- Voodoo’s Ongoing Evolution (Naavik Gaming Podcast) - “In this episode, – VP of Casual Games at Voodoo – joins Naavik co-founder to discuss: #1 Is hypercasual dead? We explore the changes Voodoo’s seen in its own business and dig into why the company is shifting its focus to (hybrid)casual. #2 Why Voodoo’s entrance into casual shouldn’t be underestimated and why the team is thinking about web3. #3 How Voodoo’s culture is designed for it to move fast, try many things, and support several internal and external teams” (Link)
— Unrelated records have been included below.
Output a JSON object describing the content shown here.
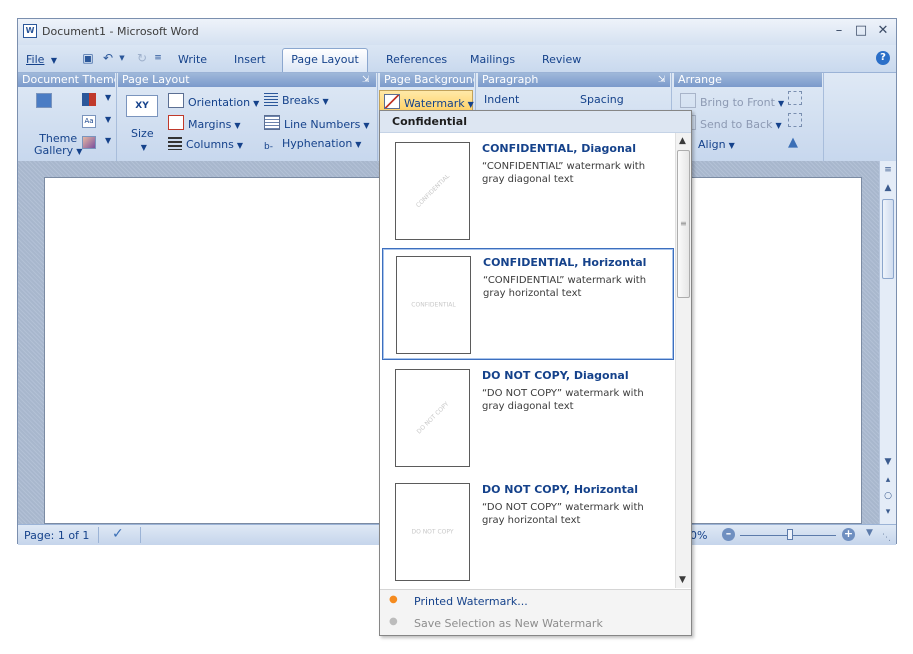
{
  "window": {
    "title": "Document1 - Microsoft Word",
    "doc_icon_letter": "W"
  },
  "menubar": {
    "file_label": "File",
    "tabs": [
      "Write",
      "Insert",
      "Page Layout",
      "References",
      "Mailings",
      "Review"
    ],
    "active_tab": "Page Layout"
  },
  "ribbon": {
    "groups": {
      "document_themes": "Document Theme",
      "page_layout": "Page Layout",
      "page_background": "Page Background",
      "paragraph": "Paragraph",
      "arrange": "Arrange"
    },
    "theme_gallery": {
      "line1": "Theme",
      "line2": "Gallery"
    },
    "size_label": "Size",
    "orientation": "Orientation",
    "margins": "Margins",
    "columns": "Columns",
    "breaks": "Breaks",
    "line_numbers": "Line Numbers",
    "hyphenation": "Hyphenation",
    "watermark": "Watermark",
    "indent": "Indent",
    "spacing": "Spacing",
    "bring_to_front": "Bring to Front",
    "send_to_back": "Send to Back",
    "align": "Align"
  },
  "statusbar": {
    "page_count": "Page: 1 of 1",
    "zoom_percent": "0%"
  },
  "gallery": {
    "category": "Confidential",
    "items": [
      {
        "title": "CONFIDENTIAL, Diagonal",
        "description": "“CONFIDENTIAL” watermark with gray diagonal text",
        "thumb_text": "CONFIDENTIAL",
        "orientation": "diagonal"
      },
      {
        "title": "CONFIDENTIAL, Horizontal",
        "description": "“CONFIDENTIAL” watermark with gray horizontal text",
        "thumb_text": "CONFIDENTIAL",
        "orientation": "horizontal"
      },
      {
        "title": "DO NOT COPY, Diagonal",
        "description": "“DO NOT COPY” watermark with gray diagonal text",
        "thumb_text": "DO NOT COPY",
        "orientation": "diagonal"
      },
      {
        "title": "DO NOT COPY, Horizontal",
        "description": "“DO NOT COPY” watermark with gray horizontal text",
        "thumb_text": "DO NOT COPY",
        "orientation": "horizontal"
      }
    ],
    "selected_index": 1,
    "footer": {
      "printed_watermark": "Printed Watermark...",
      "save_selection": "Save Selection as New Watermark"
    }
  },
  "colors": {
    "accent": "#15428b",
    "selection_border": "#3d6fbe",
    "bullet_active": "#f58b1f",
    "disabled_text": "#8d8d8d"
  }
}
- Avalon: Building the Future of MMOs (FOGcast) - “In this week’s FOGcast, your hosts Nico Vereecke and Devin Becker are joined by Sean Pinnock and Jeff Butler to take a deep dive into Avalon. The company just raised $13m to build an interoperable digital universe. Sean and Jeff are veterans and have unique insights into the future of MMOs. We discuss: What's wrong with MMOs today, what technologies are needed to fix it, how to solve the Cold Start problem, what Web3 bring to games, and much more” (Link)